As a trustee, you are responsible for managing the trust and working with the beneficiaries. You have a fiduciary duty, or a legal obligation, to act solely in the interest of the beneficiaries by fulfilling the instructions of the trust as the trustor has required. A trustee must be respectful and careful, loyal, and impartial when serving as the trustee, and cannot take advantage of his or her trusted position to self-deal or glean benefits for him or herself from the trust. Developing a full understanding of what the legal obligations are as a trustee can be confusing, especially if you have limited legal experience dealing with trusts. An experienced estate planning and trusts lawyer at can assist you.
A Breach of Fiduciary Duty Opens Trustees Up To Personal Liability
Trustees can be held personally liable for acts, or failures to act, as a trustee when the trustee does not carefully and diligently adhere to the trustee’s duties. When a trustee commits a breach of his or her fiduciary duty, the trustee opens him or herself up to liability for his or her actions taken while acting as the trustee. Examples where a trustee can be held personally liable for acts done while acting as a trustee include the following:
- A trustee may be held personally liable if there is a conflict of interest biasing the trustee’s judgment when it comes to the interests of the trust.
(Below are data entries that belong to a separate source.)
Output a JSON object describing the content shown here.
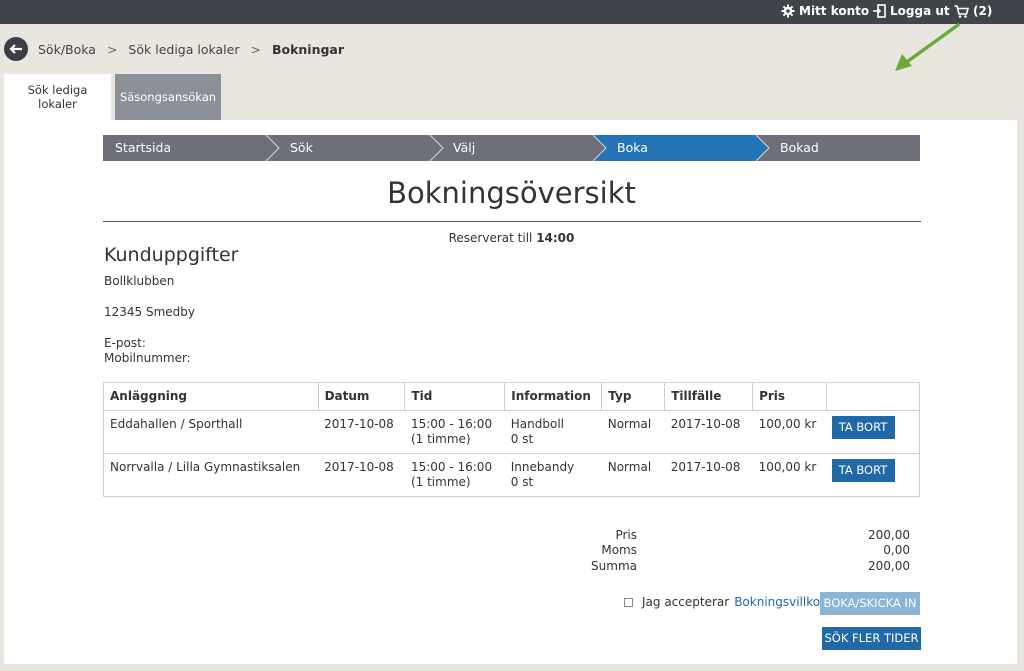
{
  "topbar": {
    "account_label": "Mitt konto",
    "logout_label": "Logga ut",
    "cart_label": "(2)"
  },
  "breadcrumb": {
    "items": [
      "Sök/Boka",
      "Sök lediga lokaler"
    ],
    "separator": ">",
    "current": "Bokningar"
  },
  "tabs": [
    {
      "label": "Sök lediga lokaler",
      "active": true
    },
    {
      "label": "Säsongsansökan",
      "active": false
    }
  ],
  "steps": [
    {
      "label": "Startsida",
      "active": false
    },
    {
      "label": "Sök",
      "active": false
    },
    {
      "label": "Välj",
      "active": false
    },
    {
      "label": "Boka",
      "active": true
    },
    {
      "label": "Bokad",
      "active": false
    }
  ],
  "page_title": "Bokningsöversikt",
  "reserved": {
    "label": "Reserverat till",
    "time": "14:00"
  },
  "customer": {
    "heading": "Kunduppgifter",
    "name": "Bollklubben",
    "address": "12345 Smedby",
    "email_label": "E-post:",
    "mobile_label": "Mobilnummer:"
  },
  "bookings": {
    "headers": [
      "Anläggning",
      "Datum",
      "Tid",
      "Information",
      "Typ",
      "Tillfälle",
      "Pris",
      ""
    ],
    "rows": [
      {
        "facility": "Eddahallen / Sporthall",
        "date": "2017-10-08",
        "time": "15:00 - 16:00",
        "duration": "(1 timme)",
        "info": "Handboll",
        "count": "0 st",
        "type": "Normal",
        "occasion": "2017-10-08",
        "price": "100,00 kr",
        "action": "TA BORT"
      },
      {
        "facility": "Norrvalla / Lilla Gymnastiksalen",
        "date": "2017-10-08",
        "time": "15:00 - 16:00",
        "duration": "(1 timme)",
        "info": "Innebandy",
        "count": "0 st",
        "type": "Normal",
        "occasion": "2017-10-08",
        "price": "100,00 kr",
        "action": "TA BORT"
      }
    ]
  },
  "summary": {
    "price_label": "Pris",
    "price": "200,00",
    "vat_label": "Moms",
    "vat": "0,00",
    "total_label": "Summa",
    "total": "200,00"
  },
  "terms": {
    "accept_label": "Jag accepterar",
    "link_label": "Bokningsvillkor",
    "checked": false
  },
  "buttons": {
    "submit": "BOKA/SKICKA IN",
    "search_more": "SÖK FLER TIDER"
  },
  "colors": {
    "topbar": "#40444b",
    "step_inactive": "#6d7078",
    "step_active": "#2373b5",
    "primary_button": "#2069a6",
    "disabled_button": "#8db3d6",
    "annotation_arrow": "#6aab3a"
  }
}
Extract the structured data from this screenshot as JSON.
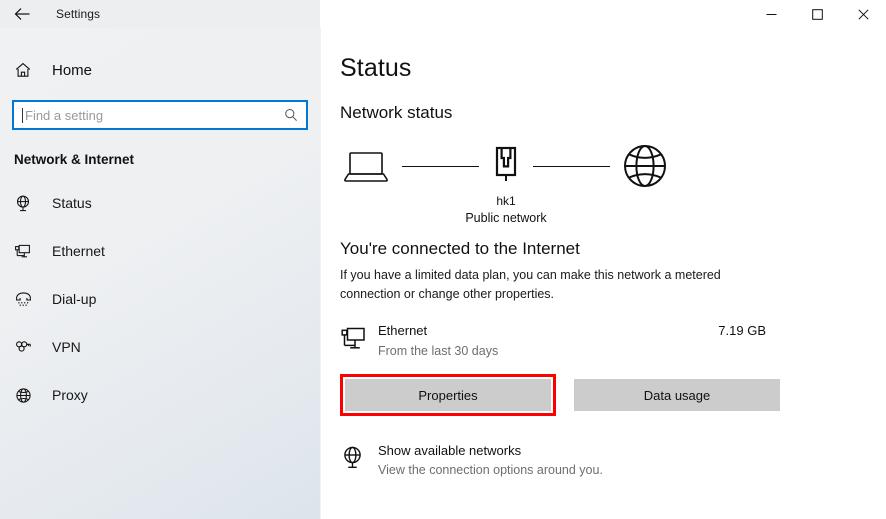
{
  "window": {
    "title": "Settings",
    "back_icon": "back-arrow-icon",
    "controls": {
      "minimize": "—",
      "maximize": "□",
      "close": "✕"
    }
  },
  "sidebar": {
    "home": {
      "label": "Home",
      "icon": "home-icon"
    },
    "search": {
      "value": "",
      "placeholder": "Find a setting",
      "icon": "search-icon"
    },
    "section_title": "Network & Internet",
    "items": [
      {
        "label": "Status",
        "icon": "globe-status-icon",
        "selected": true
      },
      {
        "label": "Ethernet",
        "icon": "ethernet-icon",
        "selected": false
      },
      {
        "label": "Dial-up",
        "icon": "phone-icon",
        "selected": false
      },
      {
        "label": "VPN",
        "icon": "vpn-key-icon",
        "selected": false
      },
      {
        "label": "Proxy",
        "icon": "globe-icon",
        "selected": false
      }
    ]
  },
  "main": {
    "page_title": "Status",
    "network_status_heading": "Network status",
    "diagram": {
      "device_icon": "laptop-icon",
      "network_icon": "ethernet-port-icon",
      "internet_icon": "globe-icon",
      "network_name": "hk1",
      "network_type": "Public network"
    },
    "connected_heading": "You're connected to the Internet",
    "connected_description": "If you have a limited data plan, you can make this network a metered connection or change other properties.",
    "connection": {
      "icon": "ethernet-monitor-icon",
      "name": "Ethernet",
      "subtitle": "From the last 30 days",
      "usage": "7.19 GB"
    },
    "buttons": {
      "properties": "Properties",
      "data_usage": "Data usage"
    },
    "show_networks": {
      "icon": "globe-status-icon",
      "title": "Show available networks",
      "subtitle": "View the connection options around you."
    }
  },
  "colors": {
    "accent": "#0078d4",
    "highlight_box": "#fe0000",
    "button_bg": "#cccccc",
    "sidebar_bg": "#eef0f2",
    "text": "#111111",
    "muted_text": "#6e6e6e"
  }
}
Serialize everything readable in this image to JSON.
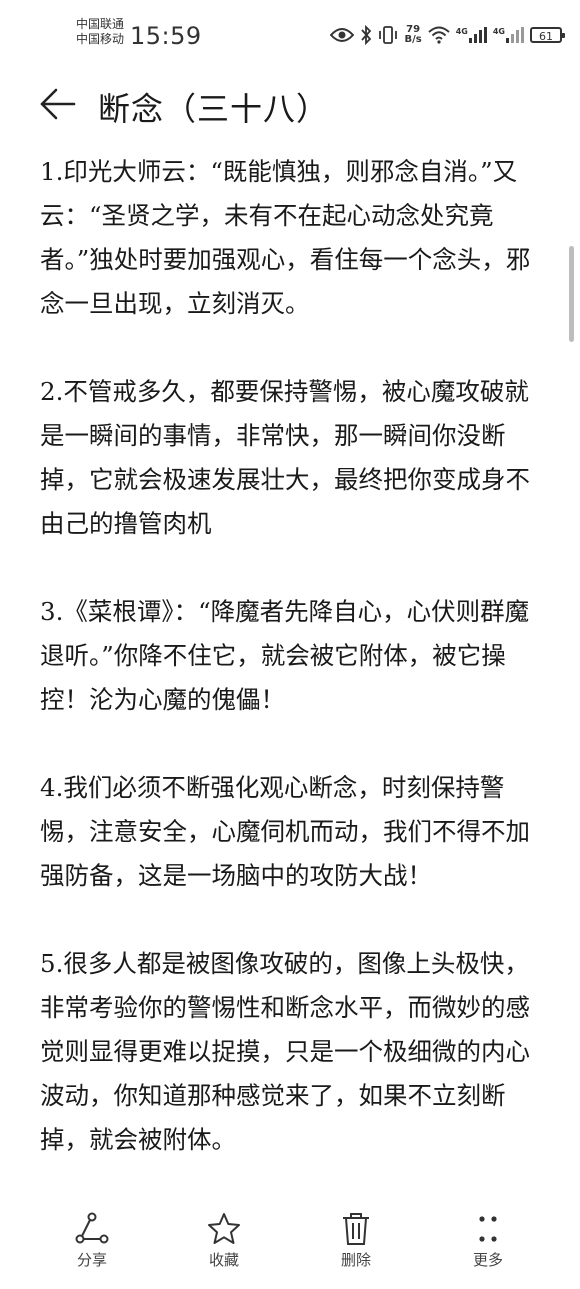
{
  "status_bar": {
    "carrier1": "中国联通",
    "carrier2": "中国移动",
    "time": "15:59",
    "speed_value": "79",
    "speed_unit": "B/s",
    "net1": "4G",
    "net2": "4G",
    "battery": "61"
  },
  "header": {
    "title": "断念（三十八）"
  },
  "content": {
    "paragraphs": [
      "1.印光大师云：“既能慎独，则邪念自消。”又云：“圣贤之学，未有不在起心动念处究竟者。”独处时要加强观心，看住每一个念头，邪念一旦出现，立刻消灭。",
      "2.不管戒多久，都要保持警惕，被心魔攻破就是一瞬间的事情，非常快，那一瞬间你没断掉，它就会极速发展壮大，最终把你变成身不由己的撸管肉机",
      "3.《菜根谭》：“降魔者先降自心，心伏则群魔退听。”你降不住它，就会被它附体，被它操控！沦为心魔的傀儡！",
      "4.我们必须不断强化观心断念，时刻保持警惕，注意安全，心魔伺机而动，我们不得不加强防备，这是一场脑中的攻防大战！",
      "5.很多人都是被图像攻破的，图像上头极快，非常考验你的警惕性和断念水平，而微妙的感觉则显得更难以捉摸，只是一个极细微的内心波动，你知道那种感觉来了，如果不立刻断掉，就会被附体。"
    ]
  },
  "toolbar": {
    "share": "分享",
    "favorite": "收藏",
    "delete": "删除",
    "more": "更多"
  }
}
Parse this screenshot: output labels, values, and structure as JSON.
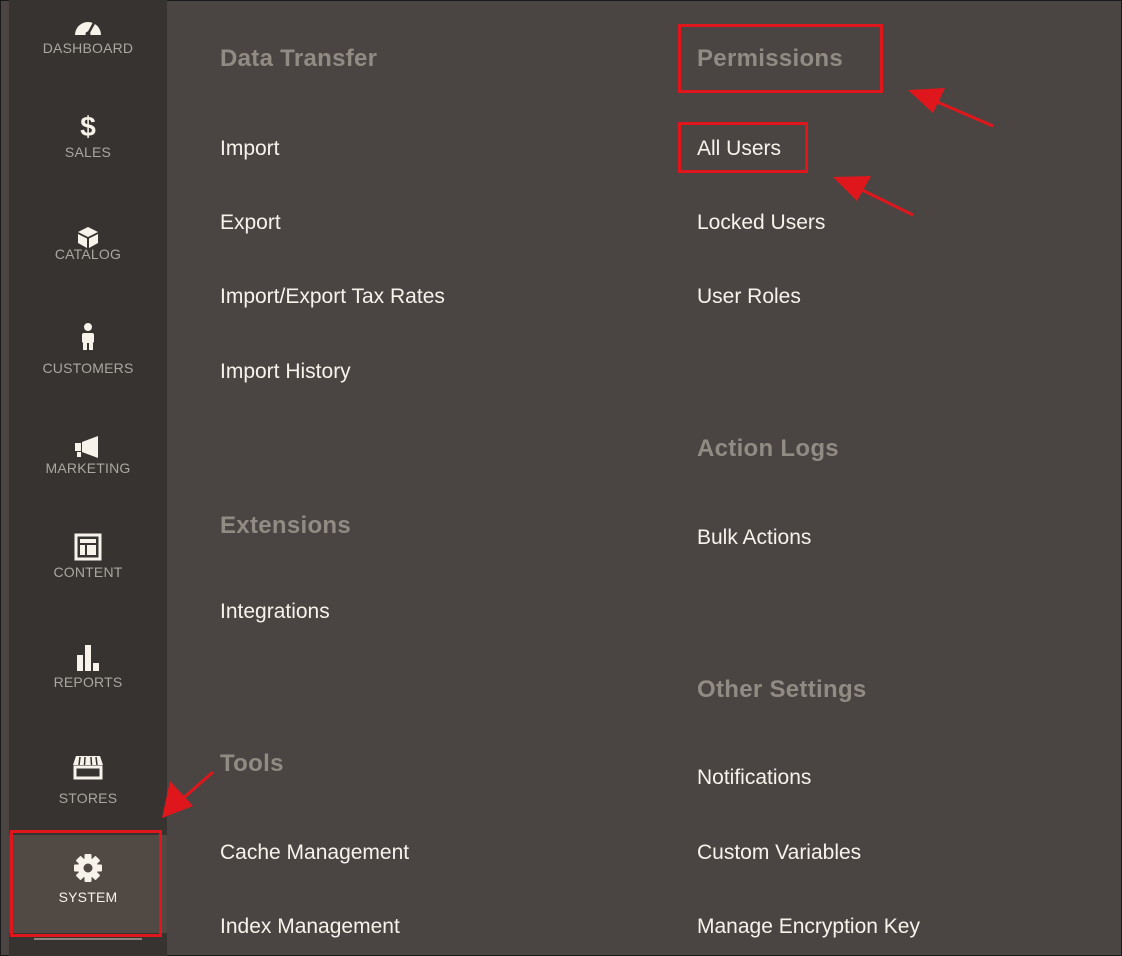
{
  "sidebar": {
    "items": [
      {
        "label": "DASHBOARD",
        "icon": "dashboard-icon"
      },
      {
        "label": "SALES",
        "icon": "dollar-icon"
      },
      {
        "label": "CATALOG",
        "icon": "cube-icon"
      },
      {
        "label": "CUSTOMERS",
        "icon": "person-icon"
      },
      {
        "label": "MARKETING",
        "icon": "megaphone-icon"
      },
      {
        "label": "CONTENT",
        "icon": "layout-icon"
      },
      {
        "label": "REPORTS",
        "icon": "bar-chart-icon"
      },
      {
        "label": "STORES",
        "icon": "storefront-icon"
      },
      {
        "label": "SYSTEM",
        "icon": "gear-icon",
        "active": true
      }
    ]
  },
  "menu": {
    "data_transfer": {
      "title": "Data Transfer",
      "links": [
        "Import",
        "Export",
        "Import/Export Tax Rates",
        "Import History"
      ]
    },
    "extensions": {
      "title": "Extensions",
      "links": [
        "Integrations"
      ]
    },
    "tools": {
      "title": "Tools",
      "links": [
        "Cache Management",
        "Index Management"
      ]
    },
    "permissions": {
      "title": "Permissions",
      "links": [
        "All Users",
        "Locked Users",
        "User Roles"
      ]
    },
    "action_logs": {
      "title": "Action Logs",
      "links": [
        "Bulk Actions"
      ]
    },
    "other_settings": {
      "title": "Other Settings",
      "links": [
        "Notifications",
        "Custom Variables",
        "Manage Encryption Key"
      ]
    }
  },
  "colors": {
    "panel_bg": "#4a4542",
    "sidebar_bg": "#373330",
    "annotation_red": "#e0161d",
    "group_title": "#928b84",
    "link_text": "#f7f3eb"
  }
}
Self-dealing, or making decisions or investments using the trust’s funds that in some way benefit the trustee either directly or indirectly will expose the trustee to liability;
- A trustee can be held personally liable for any interest and/or penalties that accrue for taxes filings that are made late. Liability exists because filing the appropriate tax forms on behalf of the trust is a responsibility that lies with the trustee.
- A trustee could be held financially liable for losses on stock diversifications on behalf of the trust, or a failure to diversify, if losses are substantial. The trustee has an obligation to serve in the best interests of the trust beneficiaries, and failing to diversify when stocks are concentrated in a single company can lead to a significant loss in value of the trust.
- A trustee can be held liable for commingling personal finances and the trust finances, especially in situations where the trustee is a family member to the beneficiaries. A trustee can avoid the appearance of impropriety by maintaining clear and thorough accounting records of the finances of the trust, and clear documentation regarding his or her personal finances.
Speak with an Illinois Estate Planning Lawyer Today
If you have concerns that your trustee is in breach of his or her fiduciary duties, or if you are a trustee with concerns about a course of action for the trust you manage, please feel free to contact one of our experienced Illinois estate planning attorneys today. Our firm serves the communities of Inverness, Palatine, Schaumburg, Arlington Heights, Long Grove, Kenilworth, Riverwoods, Barrington, South Barrington, and Mount Prospect.
About the Author: Attorney Jay Andrew is a founding partner of Drost, Gilbert, Andrew & Apicella, LLC. He is a graduate of the University of Dayton School of Law and has been practicing in estate planning, probate, trust administration, real estate law, residential/ commercial leasing, contracts, and civil litigation. Since 2005, Jay has been a Chair of the Mock Trial Committee for the Annual Northwest Suburban Bar Association High School Mock Trial Invitation which serves over 240 local Illinois students each year.